For each line in the data below that has the word "name", copy that line.

Component data from apps and pages
[Start of section]
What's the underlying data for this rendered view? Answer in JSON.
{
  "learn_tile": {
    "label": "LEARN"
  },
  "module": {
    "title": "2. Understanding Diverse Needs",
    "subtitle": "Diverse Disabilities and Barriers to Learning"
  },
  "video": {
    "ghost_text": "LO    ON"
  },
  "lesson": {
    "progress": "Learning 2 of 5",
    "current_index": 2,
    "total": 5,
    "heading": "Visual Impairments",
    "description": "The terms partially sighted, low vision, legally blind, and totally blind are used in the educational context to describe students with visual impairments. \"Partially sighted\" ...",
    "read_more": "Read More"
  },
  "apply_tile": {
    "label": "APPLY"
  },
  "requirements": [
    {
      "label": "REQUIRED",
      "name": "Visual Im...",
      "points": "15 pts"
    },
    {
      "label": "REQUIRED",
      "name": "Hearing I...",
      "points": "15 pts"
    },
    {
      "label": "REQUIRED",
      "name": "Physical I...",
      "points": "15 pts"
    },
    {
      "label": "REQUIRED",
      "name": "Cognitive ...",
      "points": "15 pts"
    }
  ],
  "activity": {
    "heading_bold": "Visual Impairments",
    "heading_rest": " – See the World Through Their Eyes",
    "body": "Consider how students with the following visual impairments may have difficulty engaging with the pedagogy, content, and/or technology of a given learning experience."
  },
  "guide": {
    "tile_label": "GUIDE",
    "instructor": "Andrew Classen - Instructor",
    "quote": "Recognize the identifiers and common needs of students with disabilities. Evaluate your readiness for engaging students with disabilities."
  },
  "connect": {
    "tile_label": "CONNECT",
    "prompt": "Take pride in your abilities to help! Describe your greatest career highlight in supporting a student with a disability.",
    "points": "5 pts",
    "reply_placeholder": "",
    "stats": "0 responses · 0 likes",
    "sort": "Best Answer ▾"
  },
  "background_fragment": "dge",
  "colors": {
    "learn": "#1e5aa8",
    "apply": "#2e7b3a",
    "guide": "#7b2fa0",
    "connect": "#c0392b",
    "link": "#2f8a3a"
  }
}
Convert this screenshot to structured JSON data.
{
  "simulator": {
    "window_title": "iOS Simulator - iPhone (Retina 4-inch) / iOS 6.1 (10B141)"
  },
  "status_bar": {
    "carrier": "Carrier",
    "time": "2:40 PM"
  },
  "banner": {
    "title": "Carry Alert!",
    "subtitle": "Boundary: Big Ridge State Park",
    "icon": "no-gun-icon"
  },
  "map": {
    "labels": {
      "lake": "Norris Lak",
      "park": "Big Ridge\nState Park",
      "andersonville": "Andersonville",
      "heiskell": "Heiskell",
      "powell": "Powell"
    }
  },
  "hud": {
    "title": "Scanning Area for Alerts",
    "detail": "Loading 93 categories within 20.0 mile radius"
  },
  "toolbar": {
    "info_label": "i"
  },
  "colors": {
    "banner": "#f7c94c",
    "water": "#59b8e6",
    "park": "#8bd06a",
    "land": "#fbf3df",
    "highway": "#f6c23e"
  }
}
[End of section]
## Your response
      "name": "Visual Im...",
      "name": "Hearing I...",
      "name": "Physical I...",
      "name": "Cognitive ...",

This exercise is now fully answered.